#### WORK INSTRUCTIONS:
Nothing but the exact text of the entries should appear in your answer; pictures stay out.

#### LISTED RECORDS:
[Start of section]
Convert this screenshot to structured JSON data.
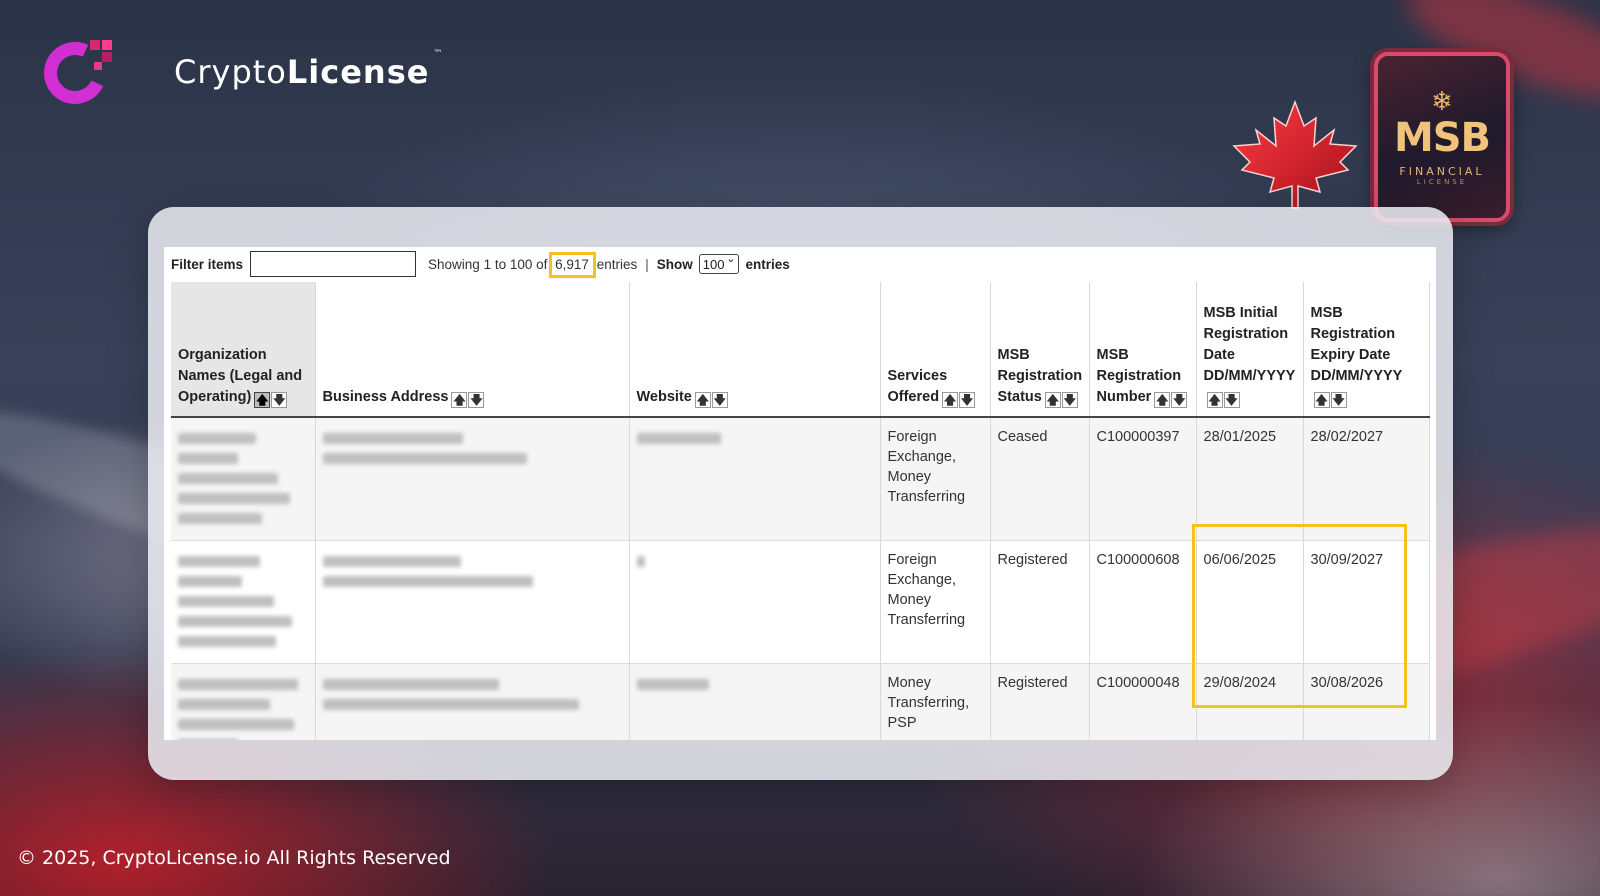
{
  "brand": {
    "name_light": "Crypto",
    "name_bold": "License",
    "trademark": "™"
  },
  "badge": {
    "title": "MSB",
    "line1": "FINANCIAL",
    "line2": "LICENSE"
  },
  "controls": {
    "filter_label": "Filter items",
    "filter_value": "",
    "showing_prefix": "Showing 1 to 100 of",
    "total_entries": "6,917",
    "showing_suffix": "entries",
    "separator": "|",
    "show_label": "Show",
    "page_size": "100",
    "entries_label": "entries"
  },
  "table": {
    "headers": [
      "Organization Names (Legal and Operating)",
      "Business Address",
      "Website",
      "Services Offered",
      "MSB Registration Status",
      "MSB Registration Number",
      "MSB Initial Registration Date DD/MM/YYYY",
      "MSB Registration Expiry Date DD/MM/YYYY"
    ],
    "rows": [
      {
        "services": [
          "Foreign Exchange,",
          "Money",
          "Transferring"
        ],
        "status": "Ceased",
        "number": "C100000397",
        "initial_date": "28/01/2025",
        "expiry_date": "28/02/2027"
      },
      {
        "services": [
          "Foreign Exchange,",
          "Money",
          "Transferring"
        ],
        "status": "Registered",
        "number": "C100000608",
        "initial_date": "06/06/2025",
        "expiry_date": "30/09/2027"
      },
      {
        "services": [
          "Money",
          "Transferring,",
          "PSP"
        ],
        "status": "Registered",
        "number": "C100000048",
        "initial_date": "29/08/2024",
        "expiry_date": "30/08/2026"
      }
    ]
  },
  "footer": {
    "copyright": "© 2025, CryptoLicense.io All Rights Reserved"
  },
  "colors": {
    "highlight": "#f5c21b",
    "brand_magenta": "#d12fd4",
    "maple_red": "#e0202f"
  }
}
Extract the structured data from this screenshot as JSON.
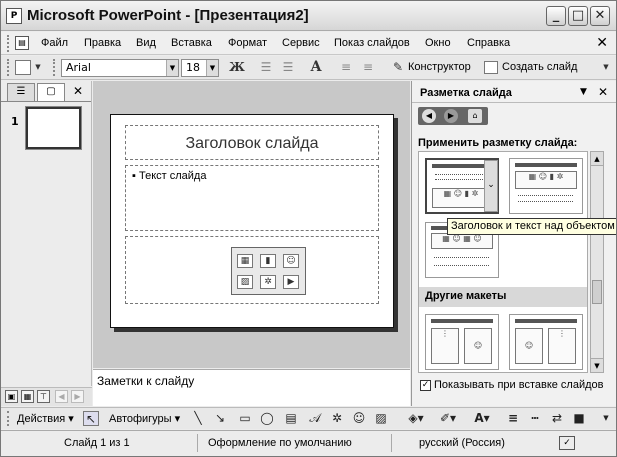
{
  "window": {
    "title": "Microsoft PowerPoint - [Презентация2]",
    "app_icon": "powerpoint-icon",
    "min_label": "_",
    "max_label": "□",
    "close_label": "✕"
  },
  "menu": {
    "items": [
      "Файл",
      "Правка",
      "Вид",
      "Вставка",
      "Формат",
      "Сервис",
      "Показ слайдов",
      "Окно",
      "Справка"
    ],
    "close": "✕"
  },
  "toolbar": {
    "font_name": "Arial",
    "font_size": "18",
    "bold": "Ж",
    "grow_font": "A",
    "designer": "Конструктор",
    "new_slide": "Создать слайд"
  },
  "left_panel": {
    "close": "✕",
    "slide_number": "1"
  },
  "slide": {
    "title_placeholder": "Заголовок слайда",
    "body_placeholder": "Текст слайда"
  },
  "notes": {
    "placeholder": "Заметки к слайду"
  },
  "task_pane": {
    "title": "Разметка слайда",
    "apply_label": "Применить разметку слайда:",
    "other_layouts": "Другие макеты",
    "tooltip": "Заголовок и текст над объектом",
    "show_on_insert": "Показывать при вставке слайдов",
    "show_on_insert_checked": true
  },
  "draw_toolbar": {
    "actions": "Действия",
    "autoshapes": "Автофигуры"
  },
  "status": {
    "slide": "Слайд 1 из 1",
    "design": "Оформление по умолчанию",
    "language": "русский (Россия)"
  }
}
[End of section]
#### EXPECTED OUTPUT:
Convert this screenshot to structured JSON data.
{
  "brand": {
    "name_light": "Crypto",
    "name_bold": "License",
    "trademark": "™"
  },
  "badge": {
    "title": "MSB",
    "line1": "FINANCIAL",
    "line2": "LICENSE"
  },
  "controls": {
    "filter_label": "Filter items",
    "filter_value": "",
    "showing_prefix": "Showing 1 to 100 of",
    "total_entries": "6,917",
    "showing_suffix": "entries",
    "separator": "|",
    "show_label": "Show",
    "page_size": "100",
    "entries_label": "entries"
  },
  "table": {
    "headers": [
      "Organization Names (Legal and Operating)",
      "Business Address",
      "Website",
      "Services Offered",
      "MSB Registration Status",
      "MSB Registration Number",
      "MSB Initial Registration Date DD/MM/YYYY",
      "MSB Registration Expiry Date DD/MM/YYYY"
    ],
    "rows": [
      {
        "services": [
          "Foreign Exchange,",
          "Money",
          "Transferring"
        ],
        "status": "Ceased",
        "number": "C100000397",
        "initial_date": "28/01/2025",
        "expiry_date": "28/02/2027"
      },
      {
        "services": [
          "Foreign Exchange,",
          "Money",
          "Transferring"
        ],
        "status": "Registered",
        "number": "C100000608",
        "initial_date": "06/06/2025",
        "expiry_date": "30/09/2027"
      },
      {
        "services": [
          "Money",
          "Transferring,",
          "PSP"
        ],
        "status": "Registered",
        "number": "C100000048",
        "initial_date": "29/08/2024",
        "expiry_date": "30/08/2026"
      }
    ]
  },
  "footer": {
    "copyright": "© 2025, CryptoLicense.io All Rights Reserved"
  },
  "colors": {
    "highlight": "#f5c21b",
    "brand_magenta": "#d12fd4",
    "maple_red": "#e0202f"
  }
}
Extract the structured data from this screenshot as JSON.
{
  "window": {
    "title": "Microsoft PowerPoint - [Презентация2]",
    "app_icon": "powerpoint-icon",
    "min_label": "_",
    "max_label": "□",
    "close_label": "✕"
  },
  "menu": {
    "items": [
      "Файл",
      "Правка",
      "Вид",
      "Вставка",
      "Формат",
      "Сервис",
      "Показ слайдов",
      "Окно",
      "Справка"
    ],
    "close": "✕"
  },
  "toolbar": {
    "font_name": "Arial",
    "font_size": "18",
    "bold": "Ж",
    "grow_font": "A",
    "designer": "Конструктор",
    "new_slide": "Создать слайд"
  },
  "left_panel": {
    "close": "✕",
    "slide_number": "1"
  },
  "slide": {
    "title_placeholder": "Заголовок слайда",
    "body_placeholder": "Текст слайда"
  },
  "notes": {
    "placeholder": "Заметки к слайду"
  },
  "task_pane": {
    "title": "Разметка слайда",
    "apply_label": "Применить разметку слайда:",
    "other_layouts": "Другие макеты",
    "tooltip": "Заголовок и текст над объектом",
    "show_on_insert": "Показывать при вставке слайдов",
    "show_on_insert_checked": true
  },
  "draw_toolbar": {
    "actions": "Действия",
    "autoshapes": "Автофигуры"
  },
  "status": {
    "slide": "Слайд 1 из 1",
    "design": "Оформление по умолчанию",
    "language": "русский (Россия)"
  }
}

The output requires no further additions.